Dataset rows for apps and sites
★ ★ ★

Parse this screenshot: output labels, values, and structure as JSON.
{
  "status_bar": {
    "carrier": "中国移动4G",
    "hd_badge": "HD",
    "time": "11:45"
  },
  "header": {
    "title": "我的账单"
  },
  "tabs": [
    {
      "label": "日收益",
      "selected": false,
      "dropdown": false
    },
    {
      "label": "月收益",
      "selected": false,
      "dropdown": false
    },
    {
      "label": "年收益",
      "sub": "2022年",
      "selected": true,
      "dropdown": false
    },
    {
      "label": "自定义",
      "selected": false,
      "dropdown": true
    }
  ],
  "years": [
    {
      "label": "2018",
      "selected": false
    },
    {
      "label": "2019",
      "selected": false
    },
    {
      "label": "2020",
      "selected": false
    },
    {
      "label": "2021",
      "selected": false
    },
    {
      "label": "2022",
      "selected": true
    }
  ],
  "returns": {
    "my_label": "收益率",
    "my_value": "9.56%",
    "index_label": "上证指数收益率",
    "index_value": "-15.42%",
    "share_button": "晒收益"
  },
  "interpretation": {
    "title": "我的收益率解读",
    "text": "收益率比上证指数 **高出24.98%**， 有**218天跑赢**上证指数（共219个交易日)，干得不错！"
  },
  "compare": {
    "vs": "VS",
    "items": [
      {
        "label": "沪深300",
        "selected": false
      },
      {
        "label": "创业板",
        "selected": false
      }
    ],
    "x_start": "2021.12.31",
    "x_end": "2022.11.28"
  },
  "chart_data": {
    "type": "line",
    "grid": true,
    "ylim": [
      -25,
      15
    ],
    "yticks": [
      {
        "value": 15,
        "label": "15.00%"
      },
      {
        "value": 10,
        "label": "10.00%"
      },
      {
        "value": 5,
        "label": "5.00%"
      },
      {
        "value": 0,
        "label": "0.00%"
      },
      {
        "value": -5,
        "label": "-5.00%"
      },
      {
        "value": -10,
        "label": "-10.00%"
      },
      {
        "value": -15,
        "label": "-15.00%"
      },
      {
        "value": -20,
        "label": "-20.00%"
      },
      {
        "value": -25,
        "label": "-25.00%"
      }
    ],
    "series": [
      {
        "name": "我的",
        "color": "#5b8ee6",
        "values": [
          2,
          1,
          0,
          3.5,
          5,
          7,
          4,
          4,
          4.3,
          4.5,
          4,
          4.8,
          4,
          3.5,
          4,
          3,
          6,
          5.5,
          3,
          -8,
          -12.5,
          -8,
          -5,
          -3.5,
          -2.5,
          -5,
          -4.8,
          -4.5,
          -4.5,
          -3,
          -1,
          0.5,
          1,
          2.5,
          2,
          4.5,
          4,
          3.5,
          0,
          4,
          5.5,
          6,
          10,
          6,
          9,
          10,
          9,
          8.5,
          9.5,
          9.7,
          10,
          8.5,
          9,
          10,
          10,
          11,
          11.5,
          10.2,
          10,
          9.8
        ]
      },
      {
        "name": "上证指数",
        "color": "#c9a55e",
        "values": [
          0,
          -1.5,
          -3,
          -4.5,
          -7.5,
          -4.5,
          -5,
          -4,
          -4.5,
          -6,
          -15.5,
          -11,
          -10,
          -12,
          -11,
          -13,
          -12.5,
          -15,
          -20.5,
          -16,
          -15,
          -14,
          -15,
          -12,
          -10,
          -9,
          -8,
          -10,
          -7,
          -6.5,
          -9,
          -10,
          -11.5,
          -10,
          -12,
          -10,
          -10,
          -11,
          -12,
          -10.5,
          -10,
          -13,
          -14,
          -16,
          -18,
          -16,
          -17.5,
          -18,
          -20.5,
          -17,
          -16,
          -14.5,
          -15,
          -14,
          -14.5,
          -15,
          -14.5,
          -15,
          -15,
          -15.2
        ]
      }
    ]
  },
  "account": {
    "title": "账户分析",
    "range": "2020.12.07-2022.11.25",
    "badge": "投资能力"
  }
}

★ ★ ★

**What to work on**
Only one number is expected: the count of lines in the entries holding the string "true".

**Written response**
4